START WORKING DATA

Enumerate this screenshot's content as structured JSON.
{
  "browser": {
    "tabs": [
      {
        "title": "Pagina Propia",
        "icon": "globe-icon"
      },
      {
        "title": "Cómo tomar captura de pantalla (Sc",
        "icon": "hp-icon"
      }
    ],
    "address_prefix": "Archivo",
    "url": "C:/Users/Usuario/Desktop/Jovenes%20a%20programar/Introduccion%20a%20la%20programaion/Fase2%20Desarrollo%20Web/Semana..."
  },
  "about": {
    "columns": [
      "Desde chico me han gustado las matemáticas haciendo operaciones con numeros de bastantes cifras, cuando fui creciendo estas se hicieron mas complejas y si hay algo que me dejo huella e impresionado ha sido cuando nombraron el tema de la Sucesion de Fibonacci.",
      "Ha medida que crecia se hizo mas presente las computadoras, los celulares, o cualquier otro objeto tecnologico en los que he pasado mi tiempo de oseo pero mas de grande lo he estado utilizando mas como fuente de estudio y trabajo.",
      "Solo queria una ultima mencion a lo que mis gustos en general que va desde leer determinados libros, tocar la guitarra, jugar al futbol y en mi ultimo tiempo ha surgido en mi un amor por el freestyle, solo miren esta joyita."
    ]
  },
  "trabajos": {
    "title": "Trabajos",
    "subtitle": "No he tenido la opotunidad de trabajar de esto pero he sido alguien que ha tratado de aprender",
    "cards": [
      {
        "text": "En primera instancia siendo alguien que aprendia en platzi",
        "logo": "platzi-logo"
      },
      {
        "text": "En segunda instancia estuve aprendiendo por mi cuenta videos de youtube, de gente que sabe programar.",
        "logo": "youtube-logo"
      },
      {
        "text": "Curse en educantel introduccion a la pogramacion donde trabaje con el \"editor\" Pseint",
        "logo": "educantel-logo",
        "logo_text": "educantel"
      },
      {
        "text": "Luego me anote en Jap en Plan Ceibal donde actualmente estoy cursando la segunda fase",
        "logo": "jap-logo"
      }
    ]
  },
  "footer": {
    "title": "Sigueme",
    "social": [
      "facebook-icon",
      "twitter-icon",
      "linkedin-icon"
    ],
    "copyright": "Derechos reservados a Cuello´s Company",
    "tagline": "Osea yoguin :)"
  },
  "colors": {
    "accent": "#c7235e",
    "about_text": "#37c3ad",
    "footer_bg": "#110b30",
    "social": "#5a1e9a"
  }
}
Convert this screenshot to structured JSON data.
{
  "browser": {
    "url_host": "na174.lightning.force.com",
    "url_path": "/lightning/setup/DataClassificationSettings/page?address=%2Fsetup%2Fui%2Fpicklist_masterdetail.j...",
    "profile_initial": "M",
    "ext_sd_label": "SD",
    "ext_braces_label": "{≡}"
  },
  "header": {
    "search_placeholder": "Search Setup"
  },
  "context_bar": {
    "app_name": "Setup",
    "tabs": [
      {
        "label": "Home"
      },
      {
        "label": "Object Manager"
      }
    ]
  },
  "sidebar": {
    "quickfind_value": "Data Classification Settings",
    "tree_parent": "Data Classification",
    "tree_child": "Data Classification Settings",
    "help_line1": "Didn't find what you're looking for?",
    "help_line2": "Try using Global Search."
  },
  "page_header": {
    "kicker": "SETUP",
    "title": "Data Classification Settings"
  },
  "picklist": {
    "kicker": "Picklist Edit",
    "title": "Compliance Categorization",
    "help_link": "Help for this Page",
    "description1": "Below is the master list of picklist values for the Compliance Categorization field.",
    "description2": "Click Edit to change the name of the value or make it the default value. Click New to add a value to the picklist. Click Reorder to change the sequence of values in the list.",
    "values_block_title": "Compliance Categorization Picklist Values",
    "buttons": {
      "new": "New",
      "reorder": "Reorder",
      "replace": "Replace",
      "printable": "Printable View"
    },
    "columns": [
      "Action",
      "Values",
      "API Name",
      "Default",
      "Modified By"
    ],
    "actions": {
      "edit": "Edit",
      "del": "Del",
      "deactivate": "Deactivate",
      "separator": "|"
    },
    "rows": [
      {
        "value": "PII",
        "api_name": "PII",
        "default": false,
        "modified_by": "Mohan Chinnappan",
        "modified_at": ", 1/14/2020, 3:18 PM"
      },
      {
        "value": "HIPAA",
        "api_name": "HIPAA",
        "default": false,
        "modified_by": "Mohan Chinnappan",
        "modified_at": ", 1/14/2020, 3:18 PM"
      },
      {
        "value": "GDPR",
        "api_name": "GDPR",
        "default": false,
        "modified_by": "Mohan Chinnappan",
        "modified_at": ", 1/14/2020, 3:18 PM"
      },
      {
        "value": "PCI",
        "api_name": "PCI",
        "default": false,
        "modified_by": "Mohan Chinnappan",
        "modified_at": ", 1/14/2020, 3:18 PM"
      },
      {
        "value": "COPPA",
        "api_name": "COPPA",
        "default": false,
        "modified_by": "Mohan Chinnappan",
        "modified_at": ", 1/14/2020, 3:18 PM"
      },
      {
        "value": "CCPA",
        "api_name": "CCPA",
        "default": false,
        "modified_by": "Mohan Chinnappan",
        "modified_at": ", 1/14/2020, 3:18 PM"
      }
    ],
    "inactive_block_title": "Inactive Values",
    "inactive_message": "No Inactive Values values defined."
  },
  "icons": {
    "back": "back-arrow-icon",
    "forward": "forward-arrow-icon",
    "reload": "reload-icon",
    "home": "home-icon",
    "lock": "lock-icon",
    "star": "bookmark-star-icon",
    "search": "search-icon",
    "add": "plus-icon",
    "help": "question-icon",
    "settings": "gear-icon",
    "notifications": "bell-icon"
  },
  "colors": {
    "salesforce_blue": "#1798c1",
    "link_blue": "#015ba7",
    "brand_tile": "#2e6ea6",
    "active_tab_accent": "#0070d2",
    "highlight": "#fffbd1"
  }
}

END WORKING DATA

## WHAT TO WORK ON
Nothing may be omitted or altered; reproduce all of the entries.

## RESPONSE TO THE TASK
Enumerate this screenshot's content as structured JSON.
{
  "browser": {
    "tabs": [
      {
        "title": "Pagina Propia",
        "icon": "globe-icon"
      },
      {
        "title": "Cómo tomar captura de pantalla (Sc",
        "icon": "hp-icon"
      }
    ],
    "address_prefix": "Archivo",
    "url": "C:/Users/Usuario/Desktop/Jovenes%20a%20programar/Introduccion%20a%20la%20programaion/Fase2%20Desarrollo%20Web/Semana..."
  },
  "about": {
    "columns": [
      "Desde chico me han gustado las matemáticas haciendo operaciones con numeros de bastantes cifras, cuando fui creciendo estas se hicieron mas complejas y si hay algo que me dejo huella e impresionado ha sido cuando nombraron el tema de la Sucesion de Fibonacci.",
      "Ha medida que crecia se hizo mas presente las computadoras, los celulares, o cualquier otro objeto tecnologico en los que he pasado mi tiempo de oseo pero mas de grande lo he estado utilizando mas como fuente de estudio y trabajo.",
      "Solo queria una ultima mencion a lo que mis gustos en general que va desde leer determinados libros, tocar la guitarra, jugar al futbol y en mi ultimo tiempo ha surgido en mi un amor por el freestyle, solo miren esta joyita."
    ]
  },
  "trabajos": {
    "title": "Trabajos",
    "subtitle": "No he tenido la opotunidad de trabajar de esto pero he sido alguien que ha tratado de aprender",
    "cards": [
      {
        "text": "En primera instancia siendo alguien que aprendia en platzi",
        "logo": "platzi-logo"
      },
      {
        "text": "En segunda instancia estuve aprendiendo por mi cuenta videos de youtube, de gente que sabe programar.",
        "logo": "youtube-logo"
      },
      {
        "text": "Curse en educantel introduccion a la pogramacion donde trabaje con el \"editor\" Pseint",
        "logo": "educantel-logo",
        "logo_text": "educantel"
      },
      {
        "text": "Luego me anote en Jap en Plan Ceibal donde actualmente estoy cursando la segunda fase",
        "logo": "jap-logo"
      }
    ]
  },
  "footer": {
    "title": "Sigueme",
    "social": [
      "facebook-icon",
      "twitter-icon",
      "linkedin-icon"
    ],
    "copyright": "Derechos reservados a Cuello´s Company",
    "tagline": "Osea yoguin :)"
  },
  "colors": {
    "accent": "#c7235e",
    "about_text": "#37c3ad",
    "footer_bg": "#110b30",
    "social": "#5a1e9a"
  }
}
Convert this screenshot to structured JSON data.
{
  "browser": {
    "url_host": "na174.lightning.force.com",
    "url_path": "/lightning/setup/DataClassificationSettings/page?address=%2Fsetup%2Fui%2Fpicklist_masterdetail.j...",
    "profile_initial": "M",
    "ext_sd_label": "SD",
    "ext_braces_label": "{≡}"
  },
  "header": {
    "search_placeholder": "Search Setup"
  },
  "context_bar": {
    "app_name": "Setup",
    "tabs": [
      {
        "label": "Home"
      },
      {
        "label": "Object Manager"
      }
    ]
  },
  "sidebar": {
    "quickfind_value": "Data Classification Settings",
    "tree_parent": "Data Classification",
    "tree_child": "Data Classification Settings",
    "help_line1": "Didn't find what you're looking for?",
    "help_line2": "Try using Global Search."
  },
  "page_header": {
    "kicker": "SETUP",
    "title": "Data Classification Settings"
  },
  "picklist": {
    "kicker": "Picklist Edit",
    "title": "Compliance Categorization",
    "help_link": "Help for this Page",
    "description1": "Below is the master list of picklist values for the Compliance Categorization field.",
    "description2": "Click Edit to change the name of the value or make it the default value. Click New to add a value to the picklist. Click Reorder to change the sequence of values in the list.",
    "values_block_title": "Compliance Categorization Picklist Values",
    "buttons": {
      "new": "New",
      "reorder": "Reorder",
      "replace": "Replace",
      "printable": "Printable View"
    },
    "columns": [
      "Action",
      "Values",
      "API Name",
      "Default",
      "Modified By"
    ],
    "actions": {
      "edit": "Edit",
      "del": "Del",
      "deactivate": "Deactivate",
      "separator": "|"
    },
    "rows": [
      {
        "value": "PII",
        "api_name": "PII",
        "default": false,
        "modified_by": "Mohan Chinnappan",
        "modified_at": ", 1/14/2020, 3:18 PM"
      },
      {
        "value": "HIPAA",
        "api_name": "HIPAA",
        "default": false,
        "modified_by": "Mohan Chinnappan",
        "modified_at": ", 1/14/2020, 3:18 PM"
      },
      {
        "value": "GDPR",
        "api_name": "GDPR",
        "default": false,
        "modified_by": "Mohan Chinnappan",
        "modified_at": ", 1/14/2020, 3:18 PM"
      },
      {
        "value": "PCI",
        "api_name": "PCI",
        "default": false,
        "modified_by": "Mohan Chinnappan",
        "modified_at": ", 1/14/2020, 3:18 PM"
      },
      {
        "value": "COPPA",
        "api_name": "COPPA",
        "default": false,
        "modified_by": "Mohan Chinnappan",
        "modified_at": ", 1/14/2020, 3:18 PM"
      },
      {
        "value": "CCPA",
        "api_name": "CCPA",
        "default": false,
        "modified_by": "Mohan Chinnappan",
        "modified_at": ", 1/14/2020, 3:18 PM"
      }
    ],
    "inactive_block_title": "Inactive Values",
    "inactive_message": "No Inactive Values values defined."
  },
  "icons": {
    "back": "back-arrow-icon",
    "forward": "forward-arrow-icon",
    "reload": "reload-icon",
    "home": "home-icon",
    "lock": "lock-icon",
    "star": "bookmark-star-icon",
    "search": "search-icon",
    "add": "plus-icon",
    "help": "question-icon",
    "settings": "gear-icon",
    "notifications": "bell-icon"
  },
  "colors": {
    "salesforce_blue": "#1798c1",
    "link_blue": "#015ba7",
    "brand_tile": "#2e6ea6",
    "active_tab_accent": "#0070d2",
    "highlight": "#fffbd1"
  }
}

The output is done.